When the suit was brought, in 2020, it gave critics of edtech companies pause to consider that lawsuits could be an effective corporate tool for silencing them.
The lawsuit has caused critics to become more strategic in public, Laura Gogia, a senior analyst at the Tambellini Group, indicated. But it hasn’t stopped criticisms.
She explained that the lawsuit caught edtech critics off-guard as an example of a growing and profitable company “punching down” on an individual critic. Yet, despite the controversies around online proctoring, the space was still profitable.
“Proctorio didn’t need to bring this lawsuit,” Gogia said.
But the suit has kicked up lots of tangible support for Linkletter from the community, including teach-ins, open letters, and fundraisers. A GoFundMe against the suit has raised nearly $86,000 to date.
The reaction to the latest update in the Proctorio case, Gogia said, also reflects a larger issue. While teaching and learning staff are very well-respected outside their institutions, Gogia said, inside they are often viewed simply as faculty support.
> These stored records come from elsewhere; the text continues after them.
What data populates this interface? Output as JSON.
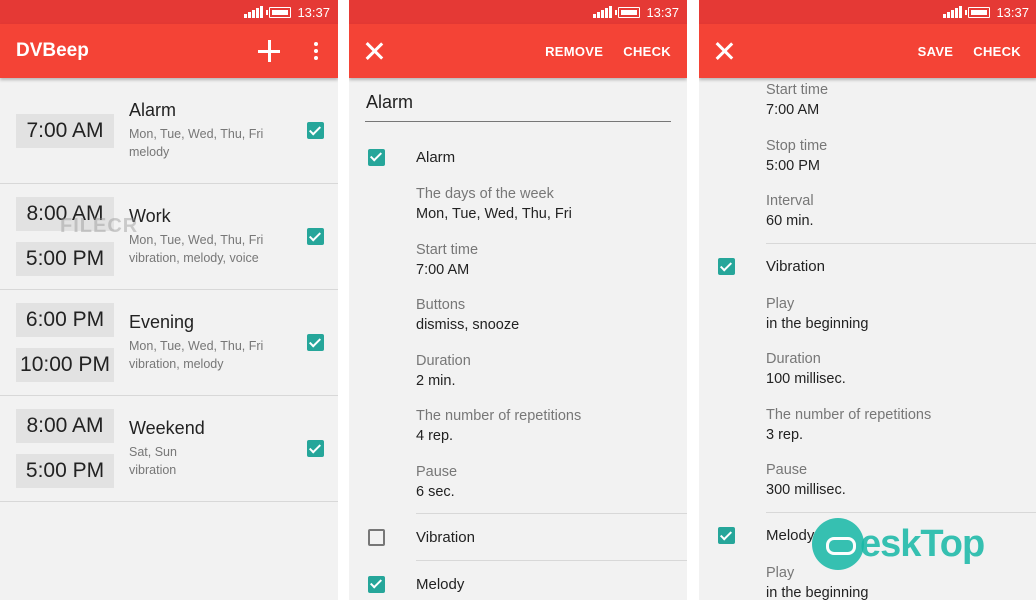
{
  "status": {
    "time": "13:37"
  },
  "panel1": {
    "title": "DVBeep",
    "alarms": [
      {
        "times": [
          "7:00 AM"
        ],
        "name": "Alarm",
        "days": "Mon, Tue, Wed, Thu, Fri",
        "sounds": "melody",
        "checked": true
      },
      {
        "times": [
          "8:00 AM",
          "5:00 PM"
        ],
        "name": "Work",
        "days": "Mon, Tue, Wed, Thu, Fri",
        "sounds": "vibration, melody, voice",
        "checked": true
      },
      {
        "times": [
          "6:00 PM",
          "10:00 PM"
        ],
        "name": "Evening",
        "days": "Mon, Tue, Wed, Thu, Fri",
        "sounds": "vibration, melody",
        "checked": true
      },
      {
        "times": [
          "8:00 AM",
          "5:00 PM"
        ],
        "name": "Weekend",
        "days": "Sat, Sun",
        "sounds": "vibration",
        "checked": true
      }
    ],
    "watermark": "FILECR"
  },
  "panel2": {
    "remove_label": "REMOVE",
    "check_label": "CHECK",
    "name_value": "Alarm",
    "alarm_label": "Alarm",
    "settings": [
      {
        "k": "The days of the week",
        "v": "Mon, Tue, Wed, Thu, Fri"
      },
      {
        "k": "Start time",
        "v": "7:00 AM"
      },
      {
        "k": "Buttons",
        "v": "dismiss, snooze"
      },
      {
        "k": "Duration",
        "v": "2 min."
      },
      {
        "k": "The number of repetitions",
        "v": "4 rep."
      },
      {
        "k": "Pause",
        "v": "6 sec."
      }
    ],
    "vibration_label": "Vibration",
    "melody_label": "Melody"
  },
  "panel3": {
    "save_label": "SAVE",
    "check_label": "CHECK",
    "top_settings": [
      {
        "k": "Start time",
        "v": "7:00 AM"
      },
      {
        "k": "Stop time",
        "v": "5:00 PM"
      },
      {
        "k": "Interval",
        "v": "60 min."
      }
    ],
    "vibration_label": "Vibration",
    "vibration_settings": [
      {
        "k": "Play",
        "v": "in the beginning"
      },
      {
        "k": "Duration",
        "v": "100 millisec."
      },
      {
        "k": "The number of repetitions",
        "v": "3 rep."
      },
      {
        "k": "Pause",
        "v": "300 millisec."
      }
    ],
    "melody_label": "Melody",
    "melody_settings": [
      {
        "k": "Play",
        "v": "in the beginning"
      }
    ]
  },
  "brand": "esk",
  "brand_text": "eskTop",
  "colors": {
    "toolbar": "#f44336",
    "statusbar": "#e53935",
    "checkbox": "#26a69a"
  }
}
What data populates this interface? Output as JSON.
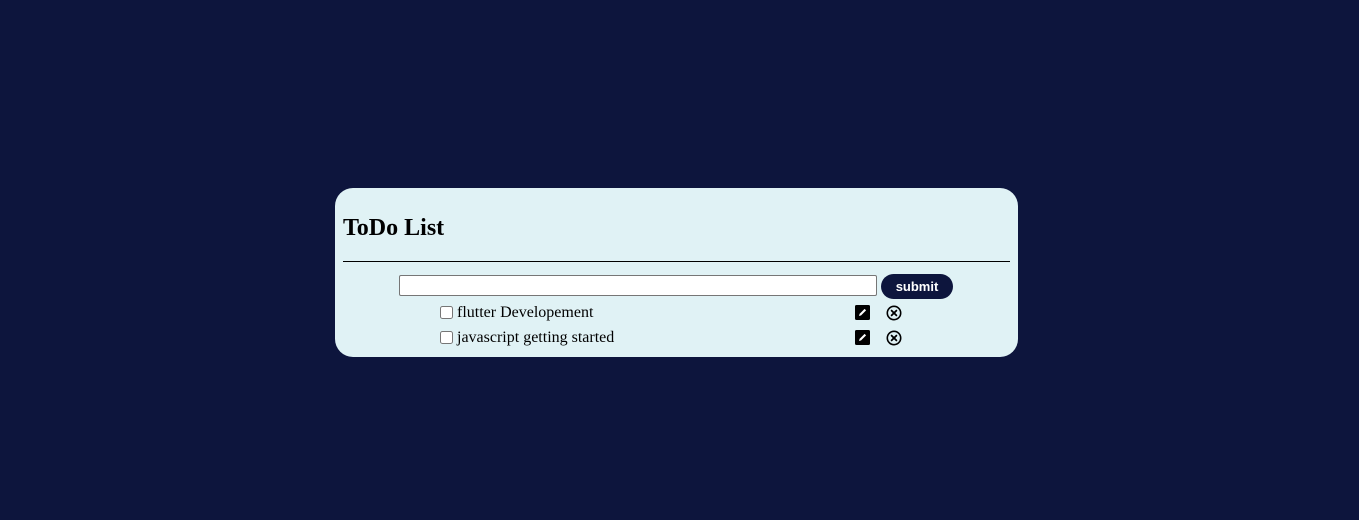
{
  "app": {
    "title": "ToDo List"
  },
  "form": {
    "input_value": "",
    "input_placeholder": "",
    "submit_label": "submit"
  },
  "todos": [
    {
      "text": "flutter Developement",
      "checked": false
    },
    {
      "text": "javascript getting started",
      "checked": false
    }
  ],
  "icons": {
    "edit": "edit-pencil-icon",
    "delete": "circle-x-icon"
  },
  "colors": {
    "background": "#0d153d",
    "card": "#e0f2f5",
    "button": "#0d153d",
    "button_text": "#ffffff"
  }
}
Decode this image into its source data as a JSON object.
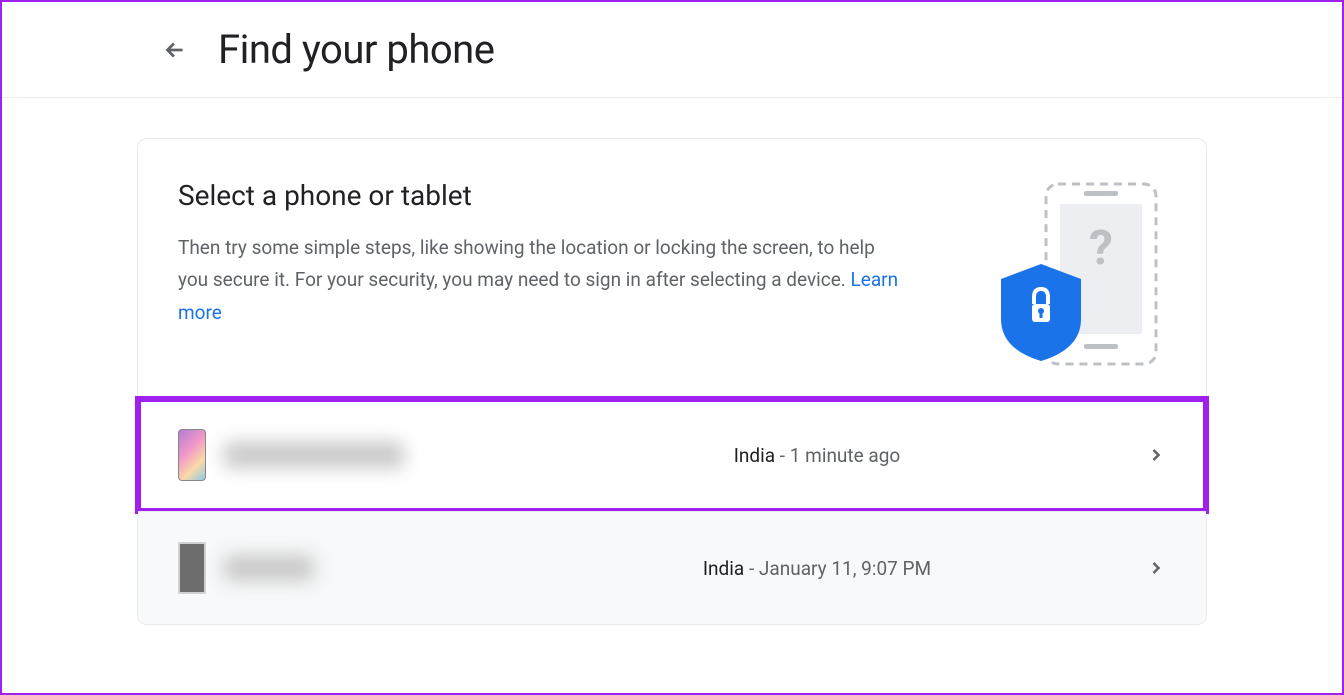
{
  "header": {
    "title": "Find your phone"
  },
  "card": {
    "title": "Select a phone or tablet",
    "description_pre": "Then try some simple steps, like showing the location or locking the screen, to help you secure it. For your security, you may need to sign in after selecting a device. ",
    "learn_more": "Learn more"
  },
  "devices": [
    {
      "location": "India",
      "separator": " - ",
      "time": "1 minute ago"
    },
    {
      "location": "India",
      "separator": " - ",
      "time": "January 11, 9:07 PM"
    }
  ]
}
The director of academic technology at California State University at Sacramento, Jenae Cohn, for example, has written that the shift to remote learning has increased the reliance of academics and administrators on staff members for technical support. And yet, that staff is often kept out of the decision-making process around teaching, curriculum development, and research.
These communities have a long-standing tradition of fierce criticism about their areas of expertise, especially since many digital teaching and learning technologists feel as though they don’t have that much institutional influence in which edtech purchases institutions are making, Gogia indicated. They also represent an important “counterweight” to the claims of edtech companies, Gogia said, since they can provide an expertise that many instructors cannot.
Go to Publisher: EdSurge Articles
Author: Daniel Mollenkamp